This past April, Paul Ginsburg was anxious and scared as he negotiated with Sterling National Bank. The 47-year-old president of Manhattan clothier Moe Ginsburg Men's Better Clothing needed to secure financing quickly. The third generation of his family to run a retail clothing operation in New York City, Ginsburg was coming off his worst year ever. His business was declining significantly.
was this year's first-quarter percentage increase in personal bankruptcies in the United States.
SOURCE: The Orlando Sentinal
Ginsburg had been hit with a triple whammy. The city's financial community had pared its wardrobe expenses last fall as dotcom shares crashed on Wall Street. To make matters worse, the sudden switch to business-casual dress policies at such stalwart suit-and-tie outfits as Morgan Stanley Dean Witter left him holding too much stock in tailored suits.
Ginsburg himself made the mistake that proved to be the coup de grace. He decided to remodel his store in 2000 and, because he had an aversion to banks, financed the renovation with money that might otherwise have tided him over.
Now banks represented his best chance to get the financing to keep him independent. Without Sterling's guidance and money, Ginsburg didn't stand a chance of filing a successful reorganization plan for his company and its debts under the bankruptcy laws. His creditors might use those same laws to dissolve his business.

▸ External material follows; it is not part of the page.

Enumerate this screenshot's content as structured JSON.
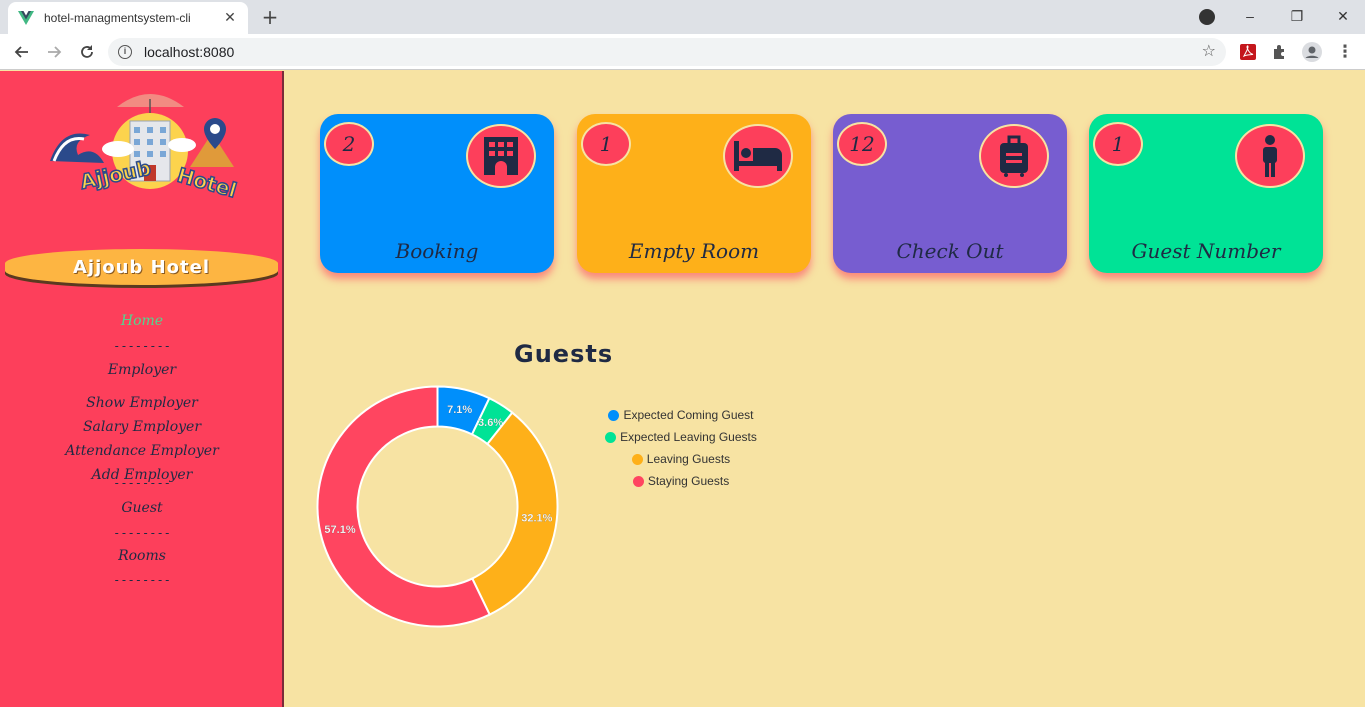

The bank agreed to a loan in conjunction with Ginsburg's May 1 filing under the bankruptcy reorganization provision known as Chapter 11. He received so-called debtor-in-possession financing (money granted under special provisions to someone under bankruptcy court protection), won approval of his reorganization plan by his creditors and conducted the first layoffs of his life by reducing his staff from 45 to 25. He was on the road to rebuilding his business.